Last week on this site, we featured a video on small hydro projects. Uphill reservoirs of water can be a great way to store and generate energy, but they require a good deal of thought and planning around how they might affect the services that the natural watershed is providing.
One of the main issues to contend with in any hydro project is its affect on the eels and other fish that travel up the natural waterway to spawn and later back down the waterway to the ocean to give birth to the next generation. Hydro projects that don’t give a means for species to get around them going up stream, like a fish ladder, will prevent them from reaching their spawning grounds. As Eric Hutchens describes in the video, projects that don’t provide the proper filters and screens to keep the fish out of the power generating flow will create chum out of the downstream running species.
Perhaps you are thinking that eels are kind of creepy anyway and maybe even wondering whether there aren’t enough herring in the world already. But, as Eric points out, species like herring are feed stock for a chain of other fish that you might want to fish for, for fun or profit, even if you don’t appreciate the role they may play in the ecology of upland watershed.

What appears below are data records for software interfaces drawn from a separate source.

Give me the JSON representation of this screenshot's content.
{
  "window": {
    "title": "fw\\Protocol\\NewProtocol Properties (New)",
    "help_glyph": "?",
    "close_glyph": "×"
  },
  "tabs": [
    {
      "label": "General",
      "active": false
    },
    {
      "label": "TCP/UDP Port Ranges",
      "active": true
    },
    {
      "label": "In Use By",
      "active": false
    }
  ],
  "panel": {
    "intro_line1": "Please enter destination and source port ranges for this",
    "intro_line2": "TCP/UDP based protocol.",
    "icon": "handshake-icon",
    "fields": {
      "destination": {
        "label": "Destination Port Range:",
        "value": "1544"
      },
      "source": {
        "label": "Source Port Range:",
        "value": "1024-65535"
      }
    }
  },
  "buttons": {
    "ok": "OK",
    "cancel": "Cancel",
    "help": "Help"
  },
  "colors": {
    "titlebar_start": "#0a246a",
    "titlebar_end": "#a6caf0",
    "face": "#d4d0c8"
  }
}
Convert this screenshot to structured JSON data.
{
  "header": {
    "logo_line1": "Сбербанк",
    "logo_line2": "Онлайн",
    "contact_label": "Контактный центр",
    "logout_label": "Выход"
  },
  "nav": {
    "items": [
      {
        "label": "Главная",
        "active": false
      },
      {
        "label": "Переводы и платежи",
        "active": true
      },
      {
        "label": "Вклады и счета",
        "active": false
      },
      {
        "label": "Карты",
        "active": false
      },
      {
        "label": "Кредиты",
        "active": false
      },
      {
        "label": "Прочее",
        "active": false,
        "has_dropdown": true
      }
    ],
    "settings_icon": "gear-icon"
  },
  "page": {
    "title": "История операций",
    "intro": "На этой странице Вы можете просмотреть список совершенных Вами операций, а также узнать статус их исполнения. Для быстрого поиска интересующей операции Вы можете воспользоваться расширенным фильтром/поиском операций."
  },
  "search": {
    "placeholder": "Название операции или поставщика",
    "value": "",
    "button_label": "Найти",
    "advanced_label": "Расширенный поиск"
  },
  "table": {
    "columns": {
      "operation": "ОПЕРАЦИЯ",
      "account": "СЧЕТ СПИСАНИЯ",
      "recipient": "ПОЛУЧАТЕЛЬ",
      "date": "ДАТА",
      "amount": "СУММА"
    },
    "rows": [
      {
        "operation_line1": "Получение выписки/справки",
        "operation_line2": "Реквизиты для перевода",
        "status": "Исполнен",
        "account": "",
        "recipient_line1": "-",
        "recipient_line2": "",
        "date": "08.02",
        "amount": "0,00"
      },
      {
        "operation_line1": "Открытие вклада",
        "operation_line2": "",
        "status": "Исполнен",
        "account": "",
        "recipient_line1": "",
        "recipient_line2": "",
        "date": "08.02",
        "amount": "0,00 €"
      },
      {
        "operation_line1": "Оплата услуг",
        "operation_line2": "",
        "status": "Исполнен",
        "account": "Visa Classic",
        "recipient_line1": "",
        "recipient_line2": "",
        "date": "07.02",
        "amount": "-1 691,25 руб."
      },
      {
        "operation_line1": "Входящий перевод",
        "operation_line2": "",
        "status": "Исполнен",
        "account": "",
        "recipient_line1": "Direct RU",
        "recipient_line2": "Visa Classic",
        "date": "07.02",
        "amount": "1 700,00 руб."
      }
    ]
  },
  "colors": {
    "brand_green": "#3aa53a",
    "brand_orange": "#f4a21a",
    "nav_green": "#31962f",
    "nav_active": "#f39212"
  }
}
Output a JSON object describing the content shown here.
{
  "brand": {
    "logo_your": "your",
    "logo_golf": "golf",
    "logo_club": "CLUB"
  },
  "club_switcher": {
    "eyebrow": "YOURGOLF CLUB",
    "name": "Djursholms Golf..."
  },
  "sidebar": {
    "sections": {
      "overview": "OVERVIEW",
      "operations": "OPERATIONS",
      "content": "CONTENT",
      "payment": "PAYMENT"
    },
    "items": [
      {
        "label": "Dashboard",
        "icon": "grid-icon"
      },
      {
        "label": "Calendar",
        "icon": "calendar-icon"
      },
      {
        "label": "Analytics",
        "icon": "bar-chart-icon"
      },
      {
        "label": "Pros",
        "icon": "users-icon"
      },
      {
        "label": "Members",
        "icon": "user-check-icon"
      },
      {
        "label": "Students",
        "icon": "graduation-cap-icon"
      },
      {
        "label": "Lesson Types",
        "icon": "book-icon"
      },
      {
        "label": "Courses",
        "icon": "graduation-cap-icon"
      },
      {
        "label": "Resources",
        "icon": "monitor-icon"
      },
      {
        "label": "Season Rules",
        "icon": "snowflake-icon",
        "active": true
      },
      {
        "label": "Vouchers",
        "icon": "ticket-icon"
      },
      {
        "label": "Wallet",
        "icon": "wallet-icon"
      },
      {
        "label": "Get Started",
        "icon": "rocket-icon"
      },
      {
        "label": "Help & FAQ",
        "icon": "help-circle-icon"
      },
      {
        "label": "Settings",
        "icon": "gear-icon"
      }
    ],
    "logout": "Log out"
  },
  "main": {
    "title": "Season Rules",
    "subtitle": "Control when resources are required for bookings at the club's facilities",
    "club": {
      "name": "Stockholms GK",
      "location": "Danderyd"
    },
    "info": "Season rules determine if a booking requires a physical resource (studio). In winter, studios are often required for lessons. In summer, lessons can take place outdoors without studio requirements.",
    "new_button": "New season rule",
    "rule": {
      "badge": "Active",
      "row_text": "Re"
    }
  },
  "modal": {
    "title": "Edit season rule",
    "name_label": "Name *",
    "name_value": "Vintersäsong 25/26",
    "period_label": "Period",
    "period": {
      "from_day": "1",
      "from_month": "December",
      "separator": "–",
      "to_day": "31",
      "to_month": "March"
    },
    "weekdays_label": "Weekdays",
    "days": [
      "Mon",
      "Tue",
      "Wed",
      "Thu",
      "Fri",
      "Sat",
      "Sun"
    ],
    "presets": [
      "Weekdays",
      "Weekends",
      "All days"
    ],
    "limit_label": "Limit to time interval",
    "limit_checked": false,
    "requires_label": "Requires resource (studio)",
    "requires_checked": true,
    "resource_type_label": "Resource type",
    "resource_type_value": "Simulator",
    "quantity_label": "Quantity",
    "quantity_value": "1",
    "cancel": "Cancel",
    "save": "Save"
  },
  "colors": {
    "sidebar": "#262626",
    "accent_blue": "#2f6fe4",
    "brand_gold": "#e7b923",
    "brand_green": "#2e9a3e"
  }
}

Fish counting is a volunteer effort. If you’d like to become a part of the fish count in Rockport in person, Eric suggests contacting our Shellfish Warden, Rebecca Visnick, who can provide you with instructions.
Or, you could count fish in Plymouth, MA from the comfort of your own home by visiting https://www.plymouthriverherring.org/
Everything is connected.